Similarly to your bank accounts, Pensions are insured by an organization (similar to FDIC) called the Pension Benefit Guaranty Corporation (PBGC). However there is a limit to how much the PBGC will ensure and the process of getting those funds can be a little burdensome. I would generally say keep the pension where it is, especially if it is governmental organization or a large stable company. If you are worried about the company shutting its doors, its a tougher question and a risk worth looking into a bit further.
I hope this helps. Good luck.
Whether you are or are not moving abroad should have no impact on your decision. Don't do a rollover since those have severe restrictions and could trigger an audit. If you wish, you can transfer your 401(k) to two IRAs; a traditional IRA for any before-tax money in your 401(k) and a Roth IRA for any after-tax money in your 401(k). However, if you are happy with your choices in the 401(k), stick with it. Unless you are invested in company stock, the company's bankruptcy should not affect the listed mutual-fund/exchange-traded fund shares in your 401(k) which should be insured by federal law. If they aren't insured, you can separately purchase insurance from various carriers including Lloyd's of London.

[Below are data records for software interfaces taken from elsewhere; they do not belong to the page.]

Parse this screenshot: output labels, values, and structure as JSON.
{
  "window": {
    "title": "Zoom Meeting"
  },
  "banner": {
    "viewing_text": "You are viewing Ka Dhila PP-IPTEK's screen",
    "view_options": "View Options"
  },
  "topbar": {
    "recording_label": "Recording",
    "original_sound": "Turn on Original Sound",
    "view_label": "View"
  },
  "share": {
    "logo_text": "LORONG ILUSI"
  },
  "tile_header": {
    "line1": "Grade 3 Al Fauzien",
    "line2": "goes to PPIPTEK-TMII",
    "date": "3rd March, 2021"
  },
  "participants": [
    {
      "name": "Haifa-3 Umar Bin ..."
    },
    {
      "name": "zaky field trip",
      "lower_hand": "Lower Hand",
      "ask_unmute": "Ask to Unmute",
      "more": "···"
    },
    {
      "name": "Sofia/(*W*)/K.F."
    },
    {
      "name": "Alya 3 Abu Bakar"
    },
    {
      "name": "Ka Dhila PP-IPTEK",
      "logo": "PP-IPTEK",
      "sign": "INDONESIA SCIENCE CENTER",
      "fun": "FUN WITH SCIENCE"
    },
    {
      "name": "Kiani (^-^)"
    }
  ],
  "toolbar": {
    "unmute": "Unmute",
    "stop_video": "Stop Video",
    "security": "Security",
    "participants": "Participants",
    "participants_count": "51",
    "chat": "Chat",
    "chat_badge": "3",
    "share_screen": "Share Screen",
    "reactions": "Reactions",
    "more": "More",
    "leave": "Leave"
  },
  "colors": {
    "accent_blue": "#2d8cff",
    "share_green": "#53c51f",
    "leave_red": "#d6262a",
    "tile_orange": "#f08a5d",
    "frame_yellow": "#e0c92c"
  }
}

You have several options. In many cases, your employer's 401(k) plan may allow you to leave the funds where they currently reside. And, as you mention, you can also roll them into an IRA once you terminate your employment. Factors that go into the decision-making include: the array of investment choices in the plan, who will monitor your account if you cannot, and the costs associated, just to name a few. As for the pension, it is often advisable to leave that as a pension benefit, provided the level of funding is adequate. You should be receiving annual statements as to the financial status of the pension plan and that will show the amount of funding for the plan. If the plan has Pension Benefit Guaranty Corporation coverage, then that provides a bit of extra assurance for the future. Given the number of factors to consider and the nature of your upcoming changes, it would be best to meet with someone in person to review your unique situation. Best of luck!
You need to find out if your IRA broker will allow you to maintain the account while living abroad. Unfortunately, not all financial companies are accommodative with non-US based clients even if they are US citizens.
There are pros and cons for keeping money in either 401k or IRA. Due to their size, some 401k plans provide access to lower-fee index funds. Some plans even provide free financial training and consultation. Under certain circumstances, you can withdraw money from your 401k without penalty before you reach 59 1/2.
In your situation, there are a lot of moving parts. it will make sense to speak with a financial planner who can assess your options in more depth.